Aviation Produces At Least $9 Billion Economic Benefit To N.C., DOT Study Says
Posted July 14, 2006 12:27 p.m. EDT
RALEIGH, N.C. — Airports across North Carolina generate at least $9 billion a year in business and provide nearly 70,000 jobs, the North Carolina Department of Transportation reported in a new study on Friday.
However, DOT aviation officials also say they are being very conservative with their numbers, given the lack of information it was able to gather from the businesses around the state's three largest airports - Raleigh-Durham, Charlotte Douglas and Piedmont Triad.
"We definitely were conservative on the impact the bigger airports have," said Dave Thomas, air service program manager at DOT who was the coordinator of the study. "Raleigh-Durham International is doing its own study, and we know that is going to be a much more comprehensive one."
For example, the new DOT study found that Charlotte Douglas International in Charlotte created an economic impact of $3.6 billion. The last time the DOT did an aviation study in 1996 it reported Charlotte Douglas had an impact of $3.856 billion.
In its own recent economic impact study, Charlotte Douglas reported an $8.4 billion impact, Thomas said.
In 1996, the DOT reported RDU's economic impact as being $2.238 billion. In the new study it reports RDU's impact as $1.927 billion.
"I believe the true number is substantially higher than that," Thomas said of the 2006 figure.
Jill Denning, marketing communications manager for the Raleigh-Durham Airport Authority, said that the authority is conducting its own study. "It's still several weeks away," she said.
Financial restraints limited the scope of the DOT study, Thomas explained. "We know there's more data out there," he added in reference to the larger airports. "If someone didn't respond to the survey, we didn't try to guess what the numbers were.
"Still," he added, "no matter how fast or slow you say it, $9.6 billion is a lot of value to the state."
Where Thomas said DOT is most comfortable with its information is the data compiled from surveys at smaller airports such as Fayetteville Regional, which has commercial airline service, and the 63 general aviation airports scattered in other communities across the state.
"That's where the big growth is coming that we were able to identify," Thomas said.
The economic impact of Fayetteville's airport increased to $148 million in the 2006 survey from $86 million in 1996.
Some smaller operations showed much more growth. In the new survey, the Johnston County Airport's economic impact climbed to $42.8 million from $19 million a decade ago.

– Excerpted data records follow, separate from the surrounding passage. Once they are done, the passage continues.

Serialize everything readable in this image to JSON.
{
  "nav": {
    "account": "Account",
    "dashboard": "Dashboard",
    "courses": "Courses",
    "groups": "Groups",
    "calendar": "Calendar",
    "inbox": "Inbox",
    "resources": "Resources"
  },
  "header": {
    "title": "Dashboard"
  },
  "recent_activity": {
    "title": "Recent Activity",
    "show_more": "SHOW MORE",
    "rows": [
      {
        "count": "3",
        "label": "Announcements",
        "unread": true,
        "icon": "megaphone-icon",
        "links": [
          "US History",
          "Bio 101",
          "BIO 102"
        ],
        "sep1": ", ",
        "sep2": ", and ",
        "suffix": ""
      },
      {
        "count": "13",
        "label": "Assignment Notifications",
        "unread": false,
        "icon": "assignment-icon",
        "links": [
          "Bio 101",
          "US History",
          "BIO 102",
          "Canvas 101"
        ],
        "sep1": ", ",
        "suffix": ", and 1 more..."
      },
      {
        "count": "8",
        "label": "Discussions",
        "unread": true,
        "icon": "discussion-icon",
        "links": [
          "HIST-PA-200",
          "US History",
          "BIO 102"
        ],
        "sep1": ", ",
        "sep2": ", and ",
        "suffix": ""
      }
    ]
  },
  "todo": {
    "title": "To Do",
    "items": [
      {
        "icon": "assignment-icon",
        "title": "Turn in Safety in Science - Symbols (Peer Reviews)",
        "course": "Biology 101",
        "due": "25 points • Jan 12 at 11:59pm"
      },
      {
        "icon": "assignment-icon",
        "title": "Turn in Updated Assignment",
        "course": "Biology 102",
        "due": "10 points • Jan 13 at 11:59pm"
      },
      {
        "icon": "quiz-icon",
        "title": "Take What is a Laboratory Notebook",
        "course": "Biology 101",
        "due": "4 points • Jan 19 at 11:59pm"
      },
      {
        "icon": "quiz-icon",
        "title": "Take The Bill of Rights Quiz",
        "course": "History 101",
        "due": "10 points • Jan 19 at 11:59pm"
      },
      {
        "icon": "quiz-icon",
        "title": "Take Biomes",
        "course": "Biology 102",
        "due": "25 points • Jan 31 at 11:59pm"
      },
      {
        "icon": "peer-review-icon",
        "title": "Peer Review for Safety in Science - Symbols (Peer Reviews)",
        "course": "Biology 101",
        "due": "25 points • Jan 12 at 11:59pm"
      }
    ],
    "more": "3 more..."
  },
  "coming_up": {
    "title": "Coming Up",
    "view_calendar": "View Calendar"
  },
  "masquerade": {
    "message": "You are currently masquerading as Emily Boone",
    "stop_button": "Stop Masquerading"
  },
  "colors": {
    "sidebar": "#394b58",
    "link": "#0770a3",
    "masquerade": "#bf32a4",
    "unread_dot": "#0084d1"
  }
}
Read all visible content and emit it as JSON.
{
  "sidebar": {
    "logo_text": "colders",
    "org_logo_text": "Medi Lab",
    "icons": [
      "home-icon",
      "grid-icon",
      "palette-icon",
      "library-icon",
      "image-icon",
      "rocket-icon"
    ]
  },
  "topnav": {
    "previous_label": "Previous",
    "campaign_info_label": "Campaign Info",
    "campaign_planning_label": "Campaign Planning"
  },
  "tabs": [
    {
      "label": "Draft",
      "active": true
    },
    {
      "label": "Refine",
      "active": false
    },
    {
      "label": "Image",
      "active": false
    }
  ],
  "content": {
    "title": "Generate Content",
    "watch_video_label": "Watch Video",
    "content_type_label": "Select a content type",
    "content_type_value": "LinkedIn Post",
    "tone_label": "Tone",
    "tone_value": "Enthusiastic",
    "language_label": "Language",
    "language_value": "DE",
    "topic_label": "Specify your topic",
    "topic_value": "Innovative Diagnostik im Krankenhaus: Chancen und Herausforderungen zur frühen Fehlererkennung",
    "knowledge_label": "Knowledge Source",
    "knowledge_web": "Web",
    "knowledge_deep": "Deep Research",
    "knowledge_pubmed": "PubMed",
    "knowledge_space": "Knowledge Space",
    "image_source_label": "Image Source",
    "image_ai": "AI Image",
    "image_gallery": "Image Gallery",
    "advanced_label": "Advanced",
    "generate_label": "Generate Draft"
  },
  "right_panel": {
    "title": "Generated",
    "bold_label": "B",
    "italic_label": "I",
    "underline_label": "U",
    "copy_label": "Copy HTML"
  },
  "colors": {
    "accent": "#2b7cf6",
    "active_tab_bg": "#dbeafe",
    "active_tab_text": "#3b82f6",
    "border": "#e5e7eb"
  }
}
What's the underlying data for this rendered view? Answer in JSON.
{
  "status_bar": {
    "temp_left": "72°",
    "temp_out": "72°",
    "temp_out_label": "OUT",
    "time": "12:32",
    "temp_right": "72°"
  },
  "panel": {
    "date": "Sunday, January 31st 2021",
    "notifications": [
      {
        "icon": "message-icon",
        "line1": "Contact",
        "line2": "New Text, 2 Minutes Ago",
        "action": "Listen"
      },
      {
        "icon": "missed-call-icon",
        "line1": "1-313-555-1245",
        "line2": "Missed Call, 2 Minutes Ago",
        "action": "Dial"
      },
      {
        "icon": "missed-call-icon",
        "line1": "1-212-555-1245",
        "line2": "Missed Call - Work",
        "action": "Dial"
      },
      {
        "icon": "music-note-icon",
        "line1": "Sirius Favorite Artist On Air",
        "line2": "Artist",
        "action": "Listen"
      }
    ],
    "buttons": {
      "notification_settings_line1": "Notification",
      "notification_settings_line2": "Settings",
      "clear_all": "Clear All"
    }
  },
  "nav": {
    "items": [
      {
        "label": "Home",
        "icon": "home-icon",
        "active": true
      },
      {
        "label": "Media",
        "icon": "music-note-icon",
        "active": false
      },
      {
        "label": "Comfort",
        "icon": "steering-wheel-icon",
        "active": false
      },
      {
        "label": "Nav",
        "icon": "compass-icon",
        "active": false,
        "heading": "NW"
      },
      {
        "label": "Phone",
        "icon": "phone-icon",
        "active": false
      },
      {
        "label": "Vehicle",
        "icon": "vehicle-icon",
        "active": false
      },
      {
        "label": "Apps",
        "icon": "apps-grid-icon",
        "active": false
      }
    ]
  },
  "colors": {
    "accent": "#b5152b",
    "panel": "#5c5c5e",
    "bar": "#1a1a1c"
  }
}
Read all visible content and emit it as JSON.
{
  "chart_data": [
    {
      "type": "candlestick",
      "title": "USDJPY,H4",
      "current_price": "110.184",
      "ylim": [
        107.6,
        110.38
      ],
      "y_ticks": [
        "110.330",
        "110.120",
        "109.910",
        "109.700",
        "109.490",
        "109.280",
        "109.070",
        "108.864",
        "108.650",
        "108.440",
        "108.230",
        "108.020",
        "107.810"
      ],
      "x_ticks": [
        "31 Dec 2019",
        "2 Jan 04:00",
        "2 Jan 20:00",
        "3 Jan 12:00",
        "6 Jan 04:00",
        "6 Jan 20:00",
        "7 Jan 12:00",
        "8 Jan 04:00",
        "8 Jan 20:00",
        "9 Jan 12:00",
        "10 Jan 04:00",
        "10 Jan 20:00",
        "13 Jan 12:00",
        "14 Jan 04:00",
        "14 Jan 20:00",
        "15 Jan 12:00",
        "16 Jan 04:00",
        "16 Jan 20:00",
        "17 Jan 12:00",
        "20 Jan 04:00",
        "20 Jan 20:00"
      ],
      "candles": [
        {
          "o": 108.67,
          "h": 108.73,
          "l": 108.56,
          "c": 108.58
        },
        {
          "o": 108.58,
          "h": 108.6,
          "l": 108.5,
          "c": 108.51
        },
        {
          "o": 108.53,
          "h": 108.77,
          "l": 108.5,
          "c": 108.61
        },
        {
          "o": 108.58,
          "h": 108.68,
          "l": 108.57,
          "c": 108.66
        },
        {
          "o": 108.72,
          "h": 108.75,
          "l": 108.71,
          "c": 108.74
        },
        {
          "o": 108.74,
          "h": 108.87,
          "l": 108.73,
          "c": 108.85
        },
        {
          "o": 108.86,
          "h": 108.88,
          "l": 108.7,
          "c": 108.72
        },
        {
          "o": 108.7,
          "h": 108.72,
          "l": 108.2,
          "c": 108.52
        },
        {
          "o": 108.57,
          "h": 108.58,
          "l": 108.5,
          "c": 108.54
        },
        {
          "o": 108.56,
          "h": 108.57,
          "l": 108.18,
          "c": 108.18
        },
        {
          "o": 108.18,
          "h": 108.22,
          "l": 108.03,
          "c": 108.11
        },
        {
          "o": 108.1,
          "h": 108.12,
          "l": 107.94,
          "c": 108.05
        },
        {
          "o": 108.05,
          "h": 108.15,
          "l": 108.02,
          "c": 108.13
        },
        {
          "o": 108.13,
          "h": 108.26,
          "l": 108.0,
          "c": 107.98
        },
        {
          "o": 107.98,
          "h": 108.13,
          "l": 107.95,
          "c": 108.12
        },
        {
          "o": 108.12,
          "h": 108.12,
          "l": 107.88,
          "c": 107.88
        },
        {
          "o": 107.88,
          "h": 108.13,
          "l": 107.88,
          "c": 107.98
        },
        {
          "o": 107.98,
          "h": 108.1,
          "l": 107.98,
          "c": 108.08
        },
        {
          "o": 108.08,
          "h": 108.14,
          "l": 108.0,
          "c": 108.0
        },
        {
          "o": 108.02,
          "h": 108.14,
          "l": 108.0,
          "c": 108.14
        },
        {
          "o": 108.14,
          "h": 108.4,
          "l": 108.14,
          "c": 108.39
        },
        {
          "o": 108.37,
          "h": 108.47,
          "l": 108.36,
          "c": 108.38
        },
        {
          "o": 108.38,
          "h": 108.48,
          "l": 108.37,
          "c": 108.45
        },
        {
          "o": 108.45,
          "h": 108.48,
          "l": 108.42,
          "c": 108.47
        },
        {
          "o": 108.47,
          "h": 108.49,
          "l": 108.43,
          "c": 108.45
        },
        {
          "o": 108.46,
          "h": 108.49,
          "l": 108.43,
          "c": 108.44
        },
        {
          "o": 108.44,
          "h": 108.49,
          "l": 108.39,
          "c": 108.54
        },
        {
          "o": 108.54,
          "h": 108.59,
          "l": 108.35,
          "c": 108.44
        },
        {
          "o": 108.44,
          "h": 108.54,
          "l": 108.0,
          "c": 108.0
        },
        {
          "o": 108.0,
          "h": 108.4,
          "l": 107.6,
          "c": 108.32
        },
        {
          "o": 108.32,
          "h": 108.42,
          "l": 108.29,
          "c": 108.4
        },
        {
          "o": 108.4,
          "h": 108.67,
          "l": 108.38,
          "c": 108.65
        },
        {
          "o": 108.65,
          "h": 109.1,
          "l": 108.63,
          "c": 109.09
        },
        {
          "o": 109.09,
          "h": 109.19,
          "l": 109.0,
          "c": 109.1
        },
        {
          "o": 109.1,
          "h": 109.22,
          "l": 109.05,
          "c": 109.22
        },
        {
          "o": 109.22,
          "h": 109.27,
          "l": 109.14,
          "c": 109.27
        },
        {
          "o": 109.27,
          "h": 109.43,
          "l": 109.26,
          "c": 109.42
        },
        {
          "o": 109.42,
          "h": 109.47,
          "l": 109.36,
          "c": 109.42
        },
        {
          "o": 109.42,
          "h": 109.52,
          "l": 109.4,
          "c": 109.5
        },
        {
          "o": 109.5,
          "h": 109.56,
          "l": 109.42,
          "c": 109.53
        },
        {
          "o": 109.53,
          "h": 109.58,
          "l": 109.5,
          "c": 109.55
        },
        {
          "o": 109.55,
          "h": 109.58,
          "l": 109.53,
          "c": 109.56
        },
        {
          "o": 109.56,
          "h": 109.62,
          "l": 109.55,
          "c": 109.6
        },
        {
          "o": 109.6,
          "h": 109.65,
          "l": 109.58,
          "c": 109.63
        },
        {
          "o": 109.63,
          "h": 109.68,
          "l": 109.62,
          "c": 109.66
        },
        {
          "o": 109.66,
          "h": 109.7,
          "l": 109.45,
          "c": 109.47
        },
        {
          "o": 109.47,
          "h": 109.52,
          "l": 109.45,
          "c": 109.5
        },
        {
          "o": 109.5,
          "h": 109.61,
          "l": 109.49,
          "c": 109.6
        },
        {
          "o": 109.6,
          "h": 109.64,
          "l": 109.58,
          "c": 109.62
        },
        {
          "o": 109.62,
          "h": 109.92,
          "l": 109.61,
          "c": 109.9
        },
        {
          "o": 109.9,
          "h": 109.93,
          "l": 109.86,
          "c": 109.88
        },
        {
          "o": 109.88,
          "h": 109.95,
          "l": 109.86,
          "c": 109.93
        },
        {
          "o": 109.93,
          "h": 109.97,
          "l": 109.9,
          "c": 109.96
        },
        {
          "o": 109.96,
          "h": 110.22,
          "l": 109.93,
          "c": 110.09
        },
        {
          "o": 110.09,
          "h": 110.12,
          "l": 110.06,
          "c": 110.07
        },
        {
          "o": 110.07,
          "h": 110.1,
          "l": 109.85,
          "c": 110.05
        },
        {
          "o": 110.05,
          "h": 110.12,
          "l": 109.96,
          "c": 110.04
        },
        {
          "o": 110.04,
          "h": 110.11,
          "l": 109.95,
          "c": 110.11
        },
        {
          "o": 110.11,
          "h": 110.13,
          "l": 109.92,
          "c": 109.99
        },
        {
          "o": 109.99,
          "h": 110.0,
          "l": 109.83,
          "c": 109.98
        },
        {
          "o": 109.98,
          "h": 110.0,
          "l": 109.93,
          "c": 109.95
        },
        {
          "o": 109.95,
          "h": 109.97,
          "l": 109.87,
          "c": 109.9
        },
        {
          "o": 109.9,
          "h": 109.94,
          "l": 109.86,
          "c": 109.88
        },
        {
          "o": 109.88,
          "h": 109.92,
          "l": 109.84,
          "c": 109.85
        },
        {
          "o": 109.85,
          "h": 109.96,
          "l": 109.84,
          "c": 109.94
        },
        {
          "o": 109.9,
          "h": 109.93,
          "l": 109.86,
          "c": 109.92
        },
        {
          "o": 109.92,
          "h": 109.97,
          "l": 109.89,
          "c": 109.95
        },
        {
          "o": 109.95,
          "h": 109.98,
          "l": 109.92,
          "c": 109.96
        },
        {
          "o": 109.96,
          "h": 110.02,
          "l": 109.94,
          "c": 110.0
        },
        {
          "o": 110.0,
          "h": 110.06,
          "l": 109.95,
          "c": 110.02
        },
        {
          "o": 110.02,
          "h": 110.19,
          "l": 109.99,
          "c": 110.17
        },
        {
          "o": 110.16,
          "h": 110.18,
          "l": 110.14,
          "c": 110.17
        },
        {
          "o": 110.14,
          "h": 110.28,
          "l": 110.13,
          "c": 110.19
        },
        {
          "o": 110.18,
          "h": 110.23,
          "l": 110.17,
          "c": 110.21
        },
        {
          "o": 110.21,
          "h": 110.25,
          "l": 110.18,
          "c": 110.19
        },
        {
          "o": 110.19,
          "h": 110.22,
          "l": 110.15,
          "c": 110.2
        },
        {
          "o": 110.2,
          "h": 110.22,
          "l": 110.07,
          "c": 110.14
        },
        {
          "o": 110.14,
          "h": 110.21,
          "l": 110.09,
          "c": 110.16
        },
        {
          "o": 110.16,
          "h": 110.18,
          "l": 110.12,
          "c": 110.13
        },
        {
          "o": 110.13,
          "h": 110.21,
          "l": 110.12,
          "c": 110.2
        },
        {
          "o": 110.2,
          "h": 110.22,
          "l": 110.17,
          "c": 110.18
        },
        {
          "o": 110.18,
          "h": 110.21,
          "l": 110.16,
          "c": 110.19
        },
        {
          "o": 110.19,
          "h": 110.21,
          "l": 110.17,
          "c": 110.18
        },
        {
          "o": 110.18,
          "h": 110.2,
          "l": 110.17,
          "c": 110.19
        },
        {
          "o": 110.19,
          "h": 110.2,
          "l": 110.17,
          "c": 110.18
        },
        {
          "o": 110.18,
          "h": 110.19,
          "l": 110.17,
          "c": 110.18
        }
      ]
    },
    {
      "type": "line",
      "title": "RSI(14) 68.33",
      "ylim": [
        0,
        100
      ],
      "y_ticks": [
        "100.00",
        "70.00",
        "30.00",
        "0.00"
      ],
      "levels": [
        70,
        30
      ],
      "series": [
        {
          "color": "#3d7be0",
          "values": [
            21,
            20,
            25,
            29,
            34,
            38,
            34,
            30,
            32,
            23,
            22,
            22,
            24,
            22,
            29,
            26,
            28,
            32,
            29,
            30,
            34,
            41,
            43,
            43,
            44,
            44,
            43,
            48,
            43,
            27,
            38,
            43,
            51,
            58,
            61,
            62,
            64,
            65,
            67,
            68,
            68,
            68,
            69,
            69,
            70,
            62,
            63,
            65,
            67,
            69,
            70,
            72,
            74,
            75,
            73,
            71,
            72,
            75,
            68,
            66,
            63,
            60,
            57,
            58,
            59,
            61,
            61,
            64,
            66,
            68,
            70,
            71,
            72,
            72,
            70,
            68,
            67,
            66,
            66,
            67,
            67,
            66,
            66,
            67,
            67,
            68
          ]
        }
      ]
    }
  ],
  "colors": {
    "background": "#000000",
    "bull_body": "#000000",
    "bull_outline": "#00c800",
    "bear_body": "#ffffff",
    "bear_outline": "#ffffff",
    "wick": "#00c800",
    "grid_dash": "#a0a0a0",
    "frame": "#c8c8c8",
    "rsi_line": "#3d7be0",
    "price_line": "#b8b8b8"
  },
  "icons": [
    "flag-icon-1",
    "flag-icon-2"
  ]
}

The impact of Kinston (422 percent) and Jacksonville (74 percent) also jumped substantially, according to DOT figures cited by Thomas.
"That's good news for the economic development of those communities," Thomas said.
The state's 11 commercial airports served more than 35 million passengers, provided 55,000 jobs, were used to export 800 million pounds of airfreight and generated $7.6 billion in annual revenue, the new DOT study said.
The 63 general aviation airports generated some 15,000 jobs and nearly $1.85 million in annual revenue.
Several factors, such as the Sept. 11 2001 terrorist attacks and the resulting increase in airport security, have helped drive growth at smaller airports, Thomas explained. Among those are the greater convenience of flying directly to a specific location on smaller, safer aircraft and more people sharing ownership of aircraft, he said.